Hitachi and the university focused on a structure called laminated ferri as the most likely candidate for a high thermal resistive TMR device. While the existing TMR device uses a CoFeB single layer for the free layer, the laminated ferri has a free layer with a structure in which a thin metal (Ru) is sandwiched by two layers of magnetic films (CoFeB) having opposite magnetization directions. This structure can provide equivalently large anisotropy fields and thereby enhances the thermal stability.
Hitachi and the university investigated how to enhance the thermal stability while reducing the current density at the time of switching with the use of the laminated ferri structure. As a result, they discovered the ? value can be made larger when the two CoFeB layers constituting the free layer have the same thickness and that the value increases when the total thickness of the two layers is larger.
Moreover, the current density at the time of switching can be maintained substantially constant even though the total thickness of the two CoFeB layers is increased, said the company. For example, the ? value can be made larger when each of the two CoFeB layers has a thickness of 2.6nm and the Ru layer has a thickness of 0.8nm, compared to the case where the thicknesses of the CoFeB and Ru layers are set to 1.6nm and 0.8nm, respectively.

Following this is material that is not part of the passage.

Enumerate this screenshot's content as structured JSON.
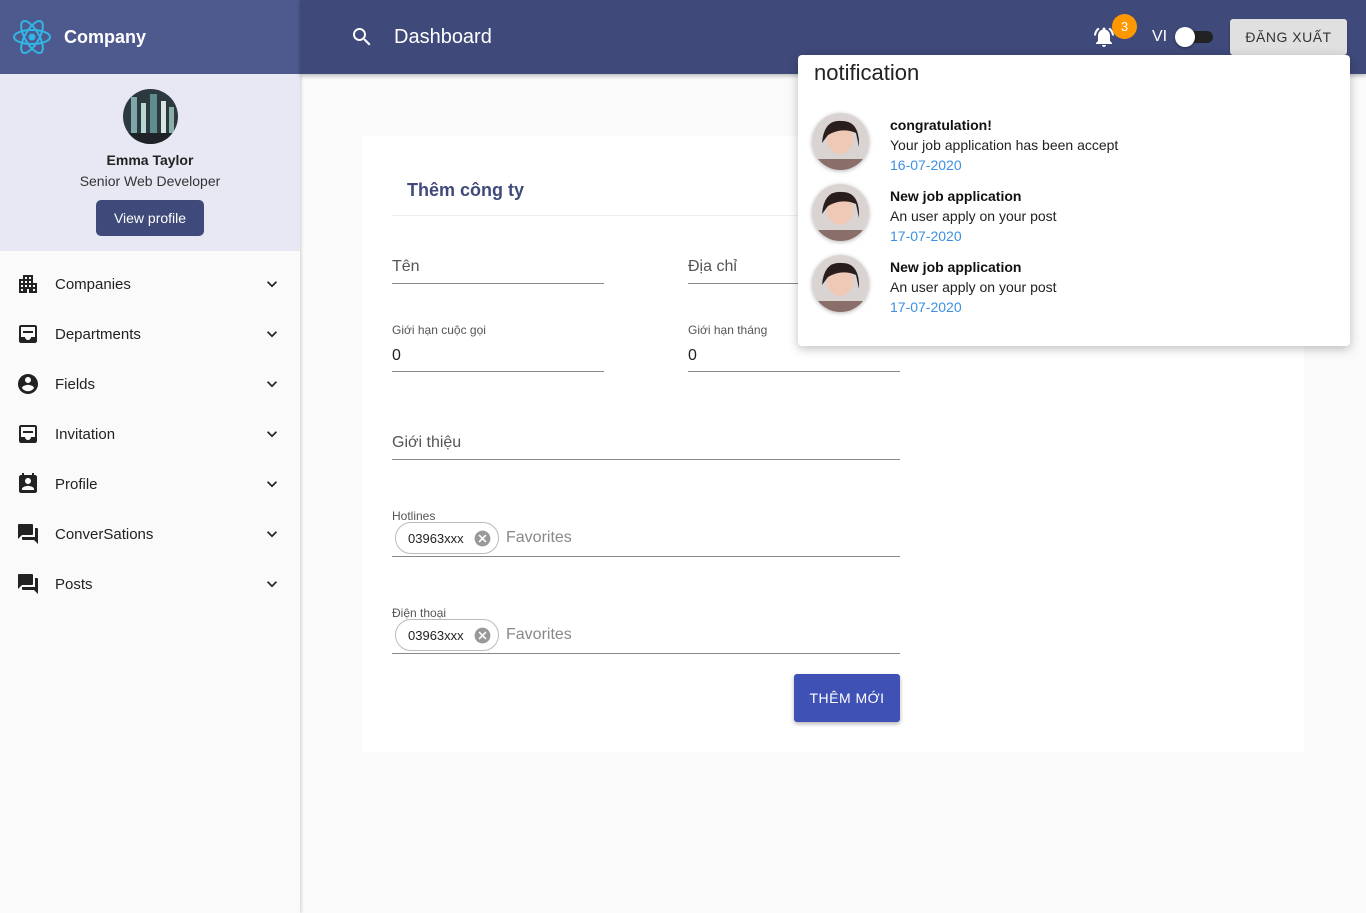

According to Hitachi, the provision of the laminated ferri structure makes it possible to increase the ? value to about 80, without using the perpendicular magnetization technology.